Jones, 27, allegedly initiated a fight with a co-worker, who then shot her in the stomach. Public outrage followed the announcement last month that the shooter would not face any charges.

As ESSENCE previously reported, Ebony Jemison, 23, who was originally charged with manslaughter, was able to walk free after the grand jury declined to indict her.

Jefferson County, Alabama, District Attorney Lynneice Washington believes Jemison acted in self-defense, and still blames Jones for allegedly initiating a fist fight while being five months pregnant, the Times reports. Pleasant Grove police Lt. Danny Reid agrees.

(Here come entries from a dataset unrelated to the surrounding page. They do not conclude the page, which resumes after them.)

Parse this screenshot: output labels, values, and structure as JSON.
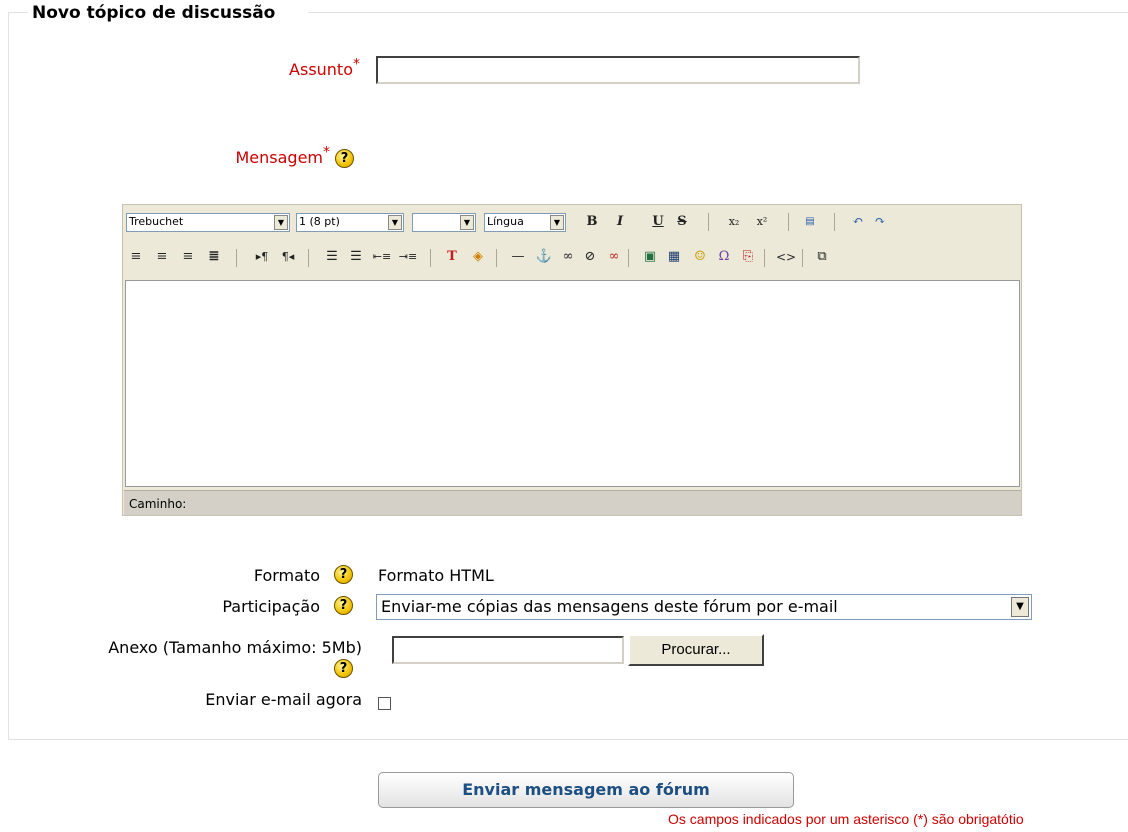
{
  "legend": "Novo tópico de discussão",
  "subject": {
    "label": "Assunto",
    "required_mark": "*",
    "value": ""
  },
  "message": {
    "label": "Mensagem",
    "required_mark": "*",
    "help": "?"
  },
  "editor": {
    "font_family": "Trebuchet",
    "font_size": "1 (8 pt)",
    "heading": "",
    "language": "Língua",
    "path_label": "Caminho:",
    "buttons_row1": [
      "bold-icon",
      "italic-icon",
      "underline-icon",
      "strikethrough-icon",
      "subscript-icon",
      "superscript-icon",
      "paste-word-icon",
      "undo-icon",
      "redo-icon"
    ],
    "buttons_row2": [
      "align-left-icon",
      "align-center-icon",
      "align-right-icon",
      "justify-icon",
      "ltr-icon",
      "rtl-icon",
      "ordered-list-icon",
      "unordered-list-icon",
      "outdent-icon",
      "indent-icon",
      "text-color-icon",
      "background-color-icon",
      "horizontal-rule-icon",
      "anchor-icon",
      "link-icon",
      "unlink-icon",
      "nolink-icon",
      "image-icon",
      "table-icon",
      "smiley-icon",
      "special-char-icon",
      "search-replace-icon",
      "html-source-icon",
      "fullscreen-icon"
    ]
  },
  "format": {
    "label": "Formato",
    "help": "?",
    "value": "Formato HTML"
  },
  "participation": {
    "label": "Participação",
    "help": "?",
    "selected": "Enviar-me cópias das mensagens deste fórum por e-mail"
  },
  "attachment": {
    "label": "Anexo (Tamanho máximo: 5Mb)",
    "help": "?",
    "browse_label": "Procurar..."
  },
  "email_now": {
    "label": "Enviar e-mail agora",
    "checked": false
  },
  "submit_label": "Enviar mensagem ao fórum",
  "required_note": "Os campos indicados por um asterisco (*) são obrigatótio",
  "colors": {
    "required": "#cc0000",
    "submit_text": "#1d4f82",
    "editor_bg": "#ece9d8"
  }
}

“The investigation showed that the only true victim in this was the unborn baby,’’ Reid said at the time of the shooting. “It was the mother of the child who initiated and continued the fight which resulted in the death of her own unborn baby.”

Jones’ attorney filed a motion to dismiss the charge against his client, arguing that the “State of Alabama, using a flawed and twisted rationale, charged a new theory of criminal liability that does not lawfully exist.”

Manslaughter Charge Dropped Against Alabama Woman Who Suffered Miscarriage After Being Shot In Stomach

Jones’ arrest sparked outrage across the country, and a rekindling of the national debate surrounding the state’s Heartbeat Law. Though it will not go into effect for another five months, the archaic law, a clear challenge to 1973’s landmark Roe v Wade decision, is a near-total abortion ban—making no exceptions for rape or incest survivors, and reclassifying abortion as a Class A felony punishable by up to 99 years in prison for doctors who provide them.

Though Jones did not get an abortion, organizers and activists believe that the vilification of Jones proves how little Alabama, its state agents, and even some of its citizens care about Black women’s bodies.